Congratulations to the 101 Tenth Graders who earned an ACADEMIC LETTER for outstanding performance on the Personal Project in the 2019-20 school year!
Dear Students and Parents,
Welcome to the 10th Grade Personal Project!
This Website will be updated with ongoing details about the Personal Project. Return here often to get support!
An important note about the potential risks involved in personal projects:
Many activities carry with them inherant risk.
Please ensure that you are taking appropriate actions to minimize those risks.
A few examples:
Wearing a helmet when learning a new skill on a skateboard
Including a parent in meetings or interviews with community members
Ensuring that power supplies are disconnected when working with anything powered by electricity
Only fundraising from trusted, known individuals
These examples are certainly not exhaustive.
Each Project Supervisor will discuss potential risks with each student.
Certain projects will require completion of a Release of Liability Form, available here: Release of Liability Form
The Process Journal: A Vital Piece of a Successful Personal Project
You should begin your process journal as soon as you begin to think about your Personal Project. The process journal may take many forms: a digital journal, online blog, series of video reflections, or physical paper journal. Use your process journal to record your ideas and thoughts about your project, record your progress, and keep track of research sources. Don't forget to include personal reflections about the process of completing a personal project at every step of the way!
Every personal project must include research sources. Those sources could be interviews, YouTube videos, traditional research sources like books, database articles, and magazines, and more. If the original information did not come from you, the source of the idea should be cited!
It's important that you cite ALL of your sources, not just books and electronic sources. Keep a log in your process journal of everything and everyone that you get information from!
Use your sources for background knowledge, enhacing existing knowledge, for new ideas or perpectives, to learn new skills, and more!
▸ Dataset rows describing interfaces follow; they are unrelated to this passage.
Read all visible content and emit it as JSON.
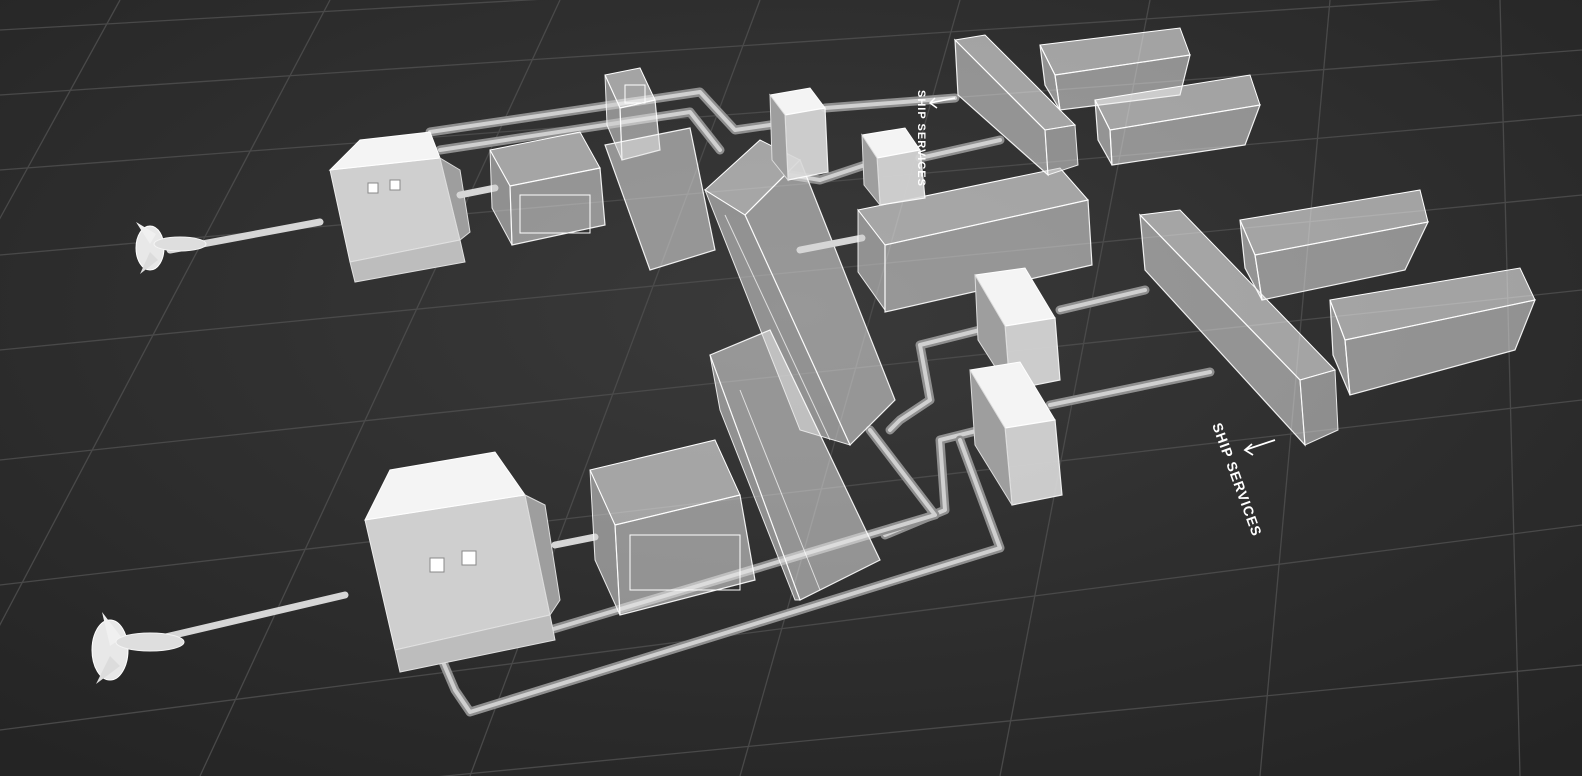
{
  "labels": {
    "ship_services_upper": "SHIP SERVICES",
    "ship_services_lower": "SHIP SERVICES"
  },
  "colors": {
    "background": "#2f2f2f",
    "grid_line": "#4a4a4a",
    "equipment": "#e6e6e6",
    "cable": "#9a9a9a"
  },
  "icons": {
    "arrow": "arrow-down-left-icon",
    "propeller": "propeller-icon"
  }
}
Sources can be found in many places! People are sources, the Internet has millions of sources, and your school and public libraries are good places to start! Consult with your personal project supervisor for help with finding sources.